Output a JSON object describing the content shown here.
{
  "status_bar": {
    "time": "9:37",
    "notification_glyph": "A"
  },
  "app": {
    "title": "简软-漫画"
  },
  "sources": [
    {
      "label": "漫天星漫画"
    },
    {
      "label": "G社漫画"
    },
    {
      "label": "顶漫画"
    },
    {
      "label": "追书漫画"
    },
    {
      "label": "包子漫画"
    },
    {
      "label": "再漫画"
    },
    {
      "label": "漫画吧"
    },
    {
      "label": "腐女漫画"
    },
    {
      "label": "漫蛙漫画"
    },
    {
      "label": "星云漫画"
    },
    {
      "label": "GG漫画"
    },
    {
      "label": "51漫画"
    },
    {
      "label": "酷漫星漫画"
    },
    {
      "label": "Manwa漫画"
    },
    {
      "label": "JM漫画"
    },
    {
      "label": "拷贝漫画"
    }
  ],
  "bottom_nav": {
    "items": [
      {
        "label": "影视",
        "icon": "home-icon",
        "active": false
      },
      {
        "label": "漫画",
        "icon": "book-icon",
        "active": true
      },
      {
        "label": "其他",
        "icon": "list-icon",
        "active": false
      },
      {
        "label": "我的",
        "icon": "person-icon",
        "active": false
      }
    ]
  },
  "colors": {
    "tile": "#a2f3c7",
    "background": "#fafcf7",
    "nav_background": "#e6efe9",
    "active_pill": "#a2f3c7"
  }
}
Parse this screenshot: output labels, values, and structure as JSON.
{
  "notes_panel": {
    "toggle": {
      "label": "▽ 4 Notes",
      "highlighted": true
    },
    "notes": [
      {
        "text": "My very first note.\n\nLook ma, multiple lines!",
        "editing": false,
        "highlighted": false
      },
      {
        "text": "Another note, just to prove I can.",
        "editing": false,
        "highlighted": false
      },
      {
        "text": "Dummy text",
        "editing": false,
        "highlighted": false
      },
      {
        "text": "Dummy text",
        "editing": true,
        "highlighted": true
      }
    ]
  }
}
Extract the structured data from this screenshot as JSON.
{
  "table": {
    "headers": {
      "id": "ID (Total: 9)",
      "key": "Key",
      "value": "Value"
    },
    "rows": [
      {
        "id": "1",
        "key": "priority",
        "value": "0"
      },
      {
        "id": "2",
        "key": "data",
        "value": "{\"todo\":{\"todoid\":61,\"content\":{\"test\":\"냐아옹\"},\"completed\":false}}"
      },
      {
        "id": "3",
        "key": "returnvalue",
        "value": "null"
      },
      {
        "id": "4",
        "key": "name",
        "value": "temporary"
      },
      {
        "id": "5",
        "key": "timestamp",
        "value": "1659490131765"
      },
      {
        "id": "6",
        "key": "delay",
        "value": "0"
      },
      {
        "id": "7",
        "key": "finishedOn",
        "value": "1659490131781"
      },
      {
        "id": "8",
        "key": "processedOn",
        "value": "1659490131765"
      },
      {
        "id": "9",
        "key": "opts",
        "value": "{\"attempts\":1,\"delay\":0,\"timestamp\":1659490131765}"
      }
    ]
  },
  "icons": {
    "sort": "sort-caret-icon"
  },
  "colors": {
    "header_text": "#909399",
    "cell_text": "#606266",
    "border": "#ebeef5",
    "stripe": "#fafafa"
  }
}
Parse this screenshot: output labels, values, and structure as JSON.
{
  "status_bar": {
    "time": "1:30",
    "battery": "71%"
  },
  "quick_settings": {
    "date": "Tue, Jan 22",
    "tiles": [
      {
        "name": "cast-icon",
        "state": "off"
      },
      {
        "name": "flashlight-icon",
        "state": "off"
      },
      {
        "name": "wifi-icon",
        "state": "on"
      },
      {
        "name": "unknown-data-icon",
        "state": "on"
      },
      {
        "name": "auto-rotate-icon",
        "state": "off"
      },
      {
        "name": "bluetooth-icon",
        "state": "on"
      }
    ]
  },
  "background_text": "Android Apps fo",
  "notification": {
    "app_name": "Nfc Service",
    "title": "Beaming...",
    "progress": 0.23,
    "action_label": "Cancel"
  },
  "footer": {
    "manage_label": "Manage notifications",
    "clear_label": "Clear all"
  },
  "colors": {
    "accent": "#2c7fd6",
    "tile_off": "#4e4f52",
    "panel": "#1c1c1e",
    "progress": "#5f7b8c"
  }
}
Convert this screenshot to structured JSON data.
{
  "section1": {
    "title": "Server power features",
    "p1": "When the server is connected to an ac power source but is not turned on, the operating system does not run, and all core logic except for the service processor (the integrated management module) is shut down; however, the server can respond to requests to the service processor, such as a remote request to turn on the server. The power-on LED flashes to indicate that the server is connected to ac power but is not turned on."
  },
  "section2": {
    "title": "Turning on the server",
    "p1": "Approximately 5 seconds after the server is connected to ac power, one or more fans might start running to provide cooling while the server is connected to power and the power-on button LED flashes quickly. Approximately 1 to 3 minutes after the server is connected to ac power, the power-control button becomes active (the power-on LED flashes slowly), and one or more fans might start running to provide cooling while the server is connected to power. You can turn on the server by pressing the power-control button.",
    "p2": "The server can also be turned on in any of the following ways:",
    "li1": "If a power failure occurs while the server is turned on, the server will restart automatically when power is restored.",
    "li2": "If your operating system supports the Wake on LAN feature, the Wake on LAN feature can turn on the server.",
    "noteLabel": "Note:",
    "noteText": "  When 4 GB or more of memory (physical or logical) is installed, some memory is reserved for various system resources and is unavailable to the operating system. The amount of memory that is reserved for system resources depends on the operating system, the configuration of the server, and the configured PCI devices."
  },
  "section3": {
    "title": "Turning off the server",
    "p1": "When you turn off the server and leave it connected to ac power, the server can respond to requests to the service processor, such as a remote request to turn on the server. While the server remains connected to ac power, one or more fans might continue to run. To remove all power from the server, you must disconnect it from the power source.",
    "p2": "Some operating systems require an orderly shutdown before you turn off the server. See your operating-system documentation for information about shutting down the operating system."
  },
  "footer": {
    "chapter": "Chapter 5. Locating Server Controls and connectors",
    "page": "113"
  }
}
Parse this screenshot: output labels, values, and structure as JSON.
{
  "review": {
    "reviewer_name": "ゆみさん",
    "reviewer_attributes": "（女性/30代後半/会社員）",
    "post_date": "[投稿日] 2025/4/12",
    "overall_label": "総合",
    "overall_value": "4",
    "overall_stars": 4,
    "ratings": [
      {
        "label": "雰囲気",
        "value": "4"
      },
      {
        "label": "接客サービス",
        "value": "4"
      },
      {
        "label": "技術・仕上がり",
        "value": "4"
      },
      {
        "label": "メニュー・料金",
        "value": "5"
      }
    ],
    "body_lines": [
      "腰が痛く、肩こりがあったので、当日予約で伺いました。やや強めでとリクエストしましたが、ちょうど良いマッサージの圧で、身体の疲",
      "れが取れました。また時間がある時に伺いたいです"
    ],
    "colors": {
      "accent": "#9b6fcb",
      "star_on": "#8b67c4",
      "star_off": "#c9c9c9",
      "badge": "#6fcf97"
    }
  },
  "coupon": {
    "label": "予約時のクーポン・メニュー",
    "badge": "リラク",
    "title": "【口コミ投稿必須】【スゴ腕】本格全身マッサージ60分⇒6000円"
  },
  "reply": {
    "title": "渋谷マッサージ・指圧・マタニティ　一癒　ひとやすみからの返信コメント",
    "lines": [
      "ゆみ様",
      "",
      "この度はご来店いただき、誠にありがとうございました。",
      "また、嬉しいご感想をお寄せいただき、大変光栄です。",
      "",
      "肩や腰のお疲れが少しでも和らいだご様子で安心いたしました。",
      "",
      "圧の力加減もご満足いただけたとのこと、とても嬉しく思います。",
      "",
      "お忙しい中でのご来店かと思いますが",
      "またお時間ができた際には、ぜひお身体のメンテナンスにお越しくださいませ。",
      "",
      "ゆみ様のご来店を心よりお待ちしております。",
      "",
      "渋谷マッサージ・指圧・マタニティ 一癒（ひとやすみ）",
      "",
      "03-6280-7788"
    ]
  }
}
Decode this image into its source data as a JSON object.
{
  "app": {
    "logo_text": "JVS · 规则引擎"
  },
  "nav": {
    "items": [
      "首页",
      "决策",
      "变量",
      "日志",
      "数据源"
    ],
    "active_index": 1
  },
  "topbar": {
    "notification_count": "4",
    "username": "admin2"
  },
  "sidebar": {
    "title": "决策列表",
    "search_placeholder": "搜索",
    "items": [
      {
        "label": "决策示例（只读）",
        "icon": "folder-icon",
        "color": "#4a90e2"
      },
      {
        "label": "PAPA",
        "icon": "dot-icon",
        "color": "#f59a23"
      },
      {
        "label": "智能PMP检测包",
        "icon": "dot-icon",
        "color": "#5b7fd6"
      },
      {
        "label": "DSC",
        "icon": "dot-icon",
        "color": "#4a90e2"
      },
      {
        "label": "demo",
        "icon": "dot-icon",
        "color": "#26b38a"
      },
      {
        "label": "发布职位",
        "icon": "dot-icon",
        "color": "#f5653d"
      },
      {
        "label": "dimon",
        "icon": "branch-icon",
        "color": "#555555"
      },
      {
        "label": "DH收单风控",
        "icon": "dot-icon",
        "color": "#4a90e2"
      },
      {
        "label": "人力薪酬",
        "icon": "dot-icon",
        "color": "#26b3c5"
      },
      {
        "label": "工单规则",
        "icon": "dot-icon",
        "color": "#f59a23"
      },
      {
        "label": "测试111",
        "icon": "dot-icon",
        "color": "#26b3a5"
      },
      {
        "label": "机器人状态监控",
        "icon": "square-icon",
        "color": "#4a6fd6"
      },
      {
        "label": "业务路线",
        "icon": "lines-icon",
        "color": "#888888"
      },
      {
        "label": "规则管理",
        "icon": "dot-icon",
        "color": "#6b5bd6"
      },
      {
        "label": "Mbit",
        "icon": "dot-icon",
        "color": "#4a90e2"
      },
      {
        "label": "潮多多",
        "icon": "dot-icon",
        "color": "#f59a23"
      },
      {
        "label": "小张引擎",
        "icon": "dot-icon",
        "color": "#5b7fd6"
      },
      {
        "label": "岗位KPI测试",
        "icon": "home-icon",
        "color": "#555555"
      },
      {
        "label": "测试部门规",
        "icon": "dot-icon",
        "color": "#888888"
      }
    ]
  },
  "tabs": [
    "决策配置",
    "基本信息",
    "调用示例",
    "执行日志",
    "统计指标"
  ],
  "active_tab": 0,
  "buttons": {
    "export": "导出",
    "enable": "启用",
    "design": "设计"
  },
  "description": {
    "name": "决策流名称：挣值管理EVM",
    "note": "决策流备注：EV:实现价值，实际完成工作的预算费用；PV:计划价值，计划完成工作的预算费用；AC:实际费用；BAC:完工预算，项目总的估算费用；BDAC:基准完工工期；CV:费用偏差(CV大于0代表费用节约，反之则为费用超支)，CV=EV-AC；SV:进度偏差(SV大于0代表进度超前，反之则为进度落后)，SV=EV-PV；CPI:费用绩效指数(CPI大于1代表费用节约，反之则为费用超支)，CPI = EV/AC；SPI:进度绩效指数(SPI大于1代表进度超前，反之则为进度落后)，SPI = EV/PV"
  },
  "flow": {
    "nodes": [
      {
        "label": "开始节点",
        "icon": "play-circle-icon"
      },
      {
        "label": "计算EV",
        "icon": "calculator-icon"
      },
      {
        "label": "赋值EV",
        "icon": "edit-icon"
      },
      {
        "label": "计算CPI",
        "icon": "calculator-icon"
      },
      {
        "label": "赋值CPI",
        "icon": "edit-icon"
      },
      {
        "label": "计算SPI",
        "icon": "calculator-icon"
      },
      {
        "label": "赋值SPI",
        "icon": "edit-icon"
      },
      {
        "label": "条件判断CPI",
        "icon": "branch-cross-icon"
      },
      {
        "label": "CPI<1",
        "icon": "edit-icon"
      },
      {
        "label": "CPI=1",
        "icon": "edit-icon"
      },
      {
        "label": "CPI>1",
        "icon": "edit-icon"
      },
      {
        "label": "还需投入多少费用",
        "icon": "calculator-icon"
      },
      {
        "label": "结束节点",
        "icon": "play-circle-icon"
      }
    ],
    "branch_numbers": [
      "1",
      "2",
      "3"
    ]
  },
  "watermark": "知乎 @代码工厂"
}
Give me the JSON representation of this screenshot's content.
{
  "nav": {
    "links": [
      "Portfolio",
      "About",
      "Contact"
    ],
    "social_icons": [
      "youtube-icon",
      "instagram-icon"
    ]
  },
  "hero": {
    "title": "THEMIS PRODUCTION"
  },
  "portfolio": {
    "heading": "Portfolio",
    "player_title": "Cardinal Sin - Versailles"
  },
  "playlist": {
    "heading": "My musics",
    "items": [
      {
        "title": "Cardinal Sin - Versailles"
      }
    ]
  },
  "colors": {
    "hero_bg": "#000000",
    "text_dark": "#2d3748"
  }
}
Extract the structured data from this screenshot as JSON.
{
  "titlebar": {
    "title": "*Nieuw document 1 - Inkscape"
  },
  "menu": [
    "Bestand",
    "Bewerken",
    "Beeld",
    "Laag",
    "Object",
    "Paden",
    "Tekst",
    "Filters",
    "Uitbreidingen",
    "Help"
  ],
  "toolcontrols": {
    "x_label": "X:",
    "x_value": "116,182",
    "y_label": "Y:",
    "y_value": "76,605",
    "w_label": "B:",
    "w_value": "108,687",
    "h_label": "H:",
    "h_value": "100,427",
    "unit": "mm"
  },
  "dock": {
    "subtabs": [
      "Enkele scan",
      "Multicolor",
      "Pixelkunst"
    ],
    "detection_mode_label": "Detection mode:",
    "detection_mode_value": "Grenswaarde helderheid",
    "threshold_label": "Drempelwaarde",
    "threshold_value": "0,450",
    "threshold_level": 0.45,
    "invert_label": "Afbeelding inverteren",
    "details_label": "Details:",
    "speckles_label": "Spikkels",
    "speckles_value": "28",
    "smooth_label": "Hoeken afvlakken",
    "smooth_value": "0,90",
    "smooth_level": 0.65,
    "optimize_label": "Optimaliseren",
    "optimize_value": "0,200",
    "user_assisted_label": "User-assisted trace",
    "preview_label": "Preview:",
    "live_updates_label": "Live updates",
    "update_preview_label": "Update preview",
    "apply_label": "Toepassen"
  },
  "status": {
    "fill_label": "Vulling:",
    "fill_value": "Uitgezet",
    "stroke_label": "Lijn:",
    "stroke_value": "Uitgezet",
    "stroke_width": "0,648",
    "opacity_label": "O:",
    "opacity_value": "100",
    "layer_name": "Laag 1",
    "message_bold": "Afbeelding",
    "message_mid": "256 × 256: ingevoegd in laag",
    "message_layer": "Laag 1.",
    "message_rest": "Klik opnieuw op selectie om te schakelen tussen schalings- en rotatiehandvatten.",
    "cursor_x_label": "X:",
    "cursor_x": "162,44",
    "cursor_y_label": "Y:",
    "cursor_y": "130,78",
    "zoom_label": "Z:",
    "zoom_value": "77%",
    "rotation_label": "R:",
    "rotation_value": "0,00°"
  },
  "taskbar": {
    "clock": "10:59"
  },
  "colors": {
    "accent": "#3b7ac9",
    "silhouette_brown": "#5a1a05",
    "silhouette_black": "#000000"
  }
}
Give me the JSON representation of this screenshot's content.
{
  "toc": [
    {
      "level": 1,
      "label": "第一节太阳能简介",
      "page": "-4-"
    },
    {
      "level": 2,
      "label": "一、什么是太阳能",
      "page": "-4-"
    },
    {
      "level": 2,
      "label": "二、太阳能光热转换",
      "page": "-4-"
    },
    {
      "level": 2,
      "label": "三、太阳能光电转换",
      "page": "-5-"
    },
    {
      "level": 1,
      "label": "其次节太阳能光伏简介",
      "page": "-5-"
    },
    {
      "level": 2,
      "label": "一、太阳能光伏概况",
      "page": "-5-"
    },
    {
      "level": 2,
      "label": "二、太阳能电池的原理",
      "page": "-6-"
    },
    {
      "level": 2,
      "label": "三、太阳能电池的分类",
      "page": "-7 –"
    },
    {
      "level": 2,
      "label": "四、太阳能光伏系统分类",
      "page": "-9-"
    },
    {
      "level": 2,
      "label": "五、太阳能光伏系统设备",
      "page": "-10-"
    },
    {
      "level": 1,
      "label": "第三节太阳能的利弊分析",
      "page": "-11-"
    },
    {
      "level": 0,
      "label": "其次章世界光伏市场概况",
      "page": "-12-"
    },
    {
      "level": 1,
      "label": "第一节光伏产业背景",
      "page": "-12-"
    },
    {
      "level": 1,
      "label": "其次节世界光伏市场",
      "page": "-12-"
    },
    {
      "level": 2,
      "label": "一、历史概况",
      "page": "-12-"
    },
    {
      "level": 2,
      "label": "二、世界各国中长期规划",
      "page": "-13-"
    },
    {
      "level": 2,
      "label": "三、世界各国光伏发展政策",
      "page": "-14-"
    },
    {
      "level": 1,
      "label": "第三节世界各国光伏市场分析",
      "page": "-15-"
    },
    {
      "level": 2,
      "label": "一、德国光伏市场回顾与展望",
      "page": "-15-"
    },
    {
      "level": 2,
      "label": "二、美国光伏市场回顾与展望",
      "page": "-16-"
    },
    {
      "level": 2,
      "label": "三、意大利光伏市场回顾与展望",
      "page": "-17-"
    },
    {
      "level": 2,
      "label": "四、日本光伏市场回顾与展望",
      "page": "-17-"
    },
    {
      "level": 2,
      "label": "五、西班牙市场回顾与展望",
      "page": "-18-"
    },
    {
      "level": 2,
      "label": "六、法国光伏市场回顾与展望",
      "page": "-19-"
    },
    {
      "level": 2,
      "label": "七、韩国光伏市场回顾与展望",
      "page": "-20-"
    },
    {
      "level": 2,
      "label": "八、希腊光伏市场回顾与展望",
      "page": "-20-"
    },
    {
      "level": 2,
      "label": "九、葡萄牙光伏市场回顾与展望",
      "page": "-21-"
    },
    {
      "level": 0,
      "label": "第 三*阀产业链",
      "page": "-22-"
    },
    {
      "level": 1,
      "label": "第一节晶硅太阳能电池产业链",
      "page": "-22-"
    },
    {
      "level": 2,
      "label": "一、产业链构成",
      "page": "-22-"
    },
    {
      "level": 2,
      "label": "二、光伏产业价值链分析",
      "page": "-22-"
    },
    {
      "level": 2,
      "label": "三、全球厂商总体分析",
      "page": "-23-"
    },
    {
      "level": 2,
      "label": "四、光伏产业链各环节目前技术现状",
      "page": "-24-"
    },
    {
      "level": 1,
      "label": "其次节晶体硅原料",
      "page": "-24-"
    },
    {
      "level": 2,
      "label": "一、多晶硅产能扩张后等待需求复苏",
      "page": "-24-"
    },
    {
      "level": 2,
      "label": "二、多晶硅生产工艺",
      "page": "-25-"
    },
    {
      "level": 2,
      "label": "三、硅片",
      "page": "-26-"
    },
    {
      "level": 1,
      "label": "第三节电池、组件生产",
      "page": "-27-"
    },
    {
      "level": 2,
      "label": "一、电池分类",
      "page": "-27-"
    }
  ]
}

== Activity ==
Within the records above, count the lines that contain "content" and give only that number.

== Result ==
4